▶ **What to do**
While reading through the material below, copy each line that holds the word "Observation".
· · · · ·
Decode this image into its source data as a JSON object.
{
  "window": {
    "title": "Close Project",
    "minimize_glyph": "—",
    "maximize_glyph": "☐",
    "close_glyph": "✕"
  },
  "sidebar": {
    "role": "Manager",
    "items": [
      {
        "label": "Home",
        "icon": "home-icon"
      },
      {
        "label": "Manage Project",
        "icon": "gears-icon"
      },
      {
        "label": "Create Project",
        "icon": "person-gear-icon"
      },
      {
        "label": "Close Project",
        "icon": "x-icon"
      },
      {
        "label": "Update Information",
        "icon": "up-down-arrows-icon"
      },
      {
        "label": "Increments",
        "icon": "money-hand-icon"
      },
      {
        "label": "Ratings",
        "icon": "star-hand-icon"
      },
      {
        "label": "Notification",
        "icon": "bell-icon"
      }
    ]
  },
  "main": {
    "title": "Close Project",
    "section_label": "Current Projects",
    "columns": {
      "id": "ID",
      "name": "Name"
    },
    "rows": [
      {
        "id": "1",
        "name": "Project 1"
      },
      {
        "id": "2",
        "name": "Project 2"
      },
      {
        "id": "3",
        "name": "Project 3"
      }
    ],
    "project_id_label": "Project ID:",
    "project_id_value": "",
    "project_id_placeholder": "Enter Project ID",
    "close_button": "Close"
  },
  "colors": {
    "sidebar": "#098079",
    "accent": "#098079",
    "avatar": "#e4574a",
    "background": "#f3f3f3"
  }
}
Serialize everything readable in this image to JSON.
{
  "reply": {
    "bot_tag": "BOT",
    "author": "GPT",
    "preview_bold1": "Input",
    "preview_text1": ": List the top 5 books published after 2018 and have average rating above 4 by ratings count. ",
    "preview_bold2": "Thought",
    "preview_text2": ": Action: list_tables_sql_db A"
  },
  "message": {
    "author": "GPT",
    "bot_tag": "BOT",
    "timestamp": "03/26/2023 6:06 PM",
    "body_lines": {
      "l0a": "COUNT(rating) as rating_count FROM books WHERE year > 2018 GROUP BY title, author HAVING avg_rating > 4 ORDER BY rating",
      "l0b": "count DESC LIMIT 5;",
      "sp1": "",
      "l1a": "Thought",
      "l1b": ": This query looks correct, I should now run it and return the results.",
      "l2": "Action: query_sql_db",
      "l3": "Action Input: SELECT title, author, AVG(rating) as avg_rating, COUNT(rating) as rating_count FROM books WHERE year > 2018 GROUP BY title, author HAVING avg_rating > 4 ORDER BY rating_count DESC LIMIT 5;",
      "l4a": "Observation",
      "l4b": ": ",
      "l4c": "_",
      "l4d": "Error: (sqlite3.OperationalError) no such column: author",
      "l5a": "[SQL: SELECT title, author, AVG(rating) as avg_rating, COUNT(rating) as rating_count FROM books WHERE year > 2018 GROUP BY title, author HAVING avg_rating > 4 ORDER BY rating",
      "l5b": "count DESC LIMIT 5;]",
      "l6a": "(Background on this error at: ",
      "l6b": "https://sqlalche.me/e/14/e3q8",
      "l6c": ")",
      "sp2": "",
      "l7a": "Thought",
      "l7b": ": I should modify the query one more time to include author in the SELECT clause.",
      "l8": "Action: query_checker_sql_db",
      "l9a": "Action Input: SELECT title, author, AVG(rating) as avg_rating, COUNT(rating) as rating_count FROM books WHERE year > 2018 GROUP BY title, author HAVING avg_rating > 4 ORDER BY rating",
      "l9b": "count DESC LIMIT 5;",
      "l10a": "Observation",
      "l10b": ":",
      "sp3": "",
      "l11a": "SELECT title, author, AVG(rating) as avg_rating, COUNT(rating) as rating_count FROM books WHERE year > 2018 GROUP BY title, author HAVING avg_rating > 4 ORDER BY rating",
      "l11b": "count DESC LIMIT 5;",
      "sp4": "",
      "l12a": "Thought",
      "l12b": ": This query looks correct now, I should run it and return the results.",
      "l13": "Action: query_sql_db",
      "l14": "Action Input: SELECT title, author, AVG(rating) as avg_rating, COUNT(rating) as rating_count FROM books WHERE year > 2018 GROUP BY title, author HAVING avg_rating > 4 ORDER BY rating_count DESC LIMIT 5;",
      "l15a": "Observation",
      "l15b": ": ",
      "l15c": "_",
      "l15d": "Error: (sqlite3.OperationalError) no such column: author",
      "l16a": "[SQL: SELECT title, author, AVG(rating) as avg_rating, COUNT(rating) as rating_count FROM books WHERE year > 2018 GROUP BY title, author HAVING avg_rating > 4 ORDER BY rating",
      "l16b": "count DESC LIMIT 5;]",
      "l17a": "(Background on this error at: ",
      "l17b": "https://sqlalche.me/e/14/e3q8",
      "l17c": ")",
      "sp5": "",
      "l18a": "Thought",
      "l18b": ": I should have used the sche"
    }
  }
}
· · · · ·
▶ **Task solution**
      "l4a": "Observation",
      "l10a": "Observation",
      "l15a": "Observation",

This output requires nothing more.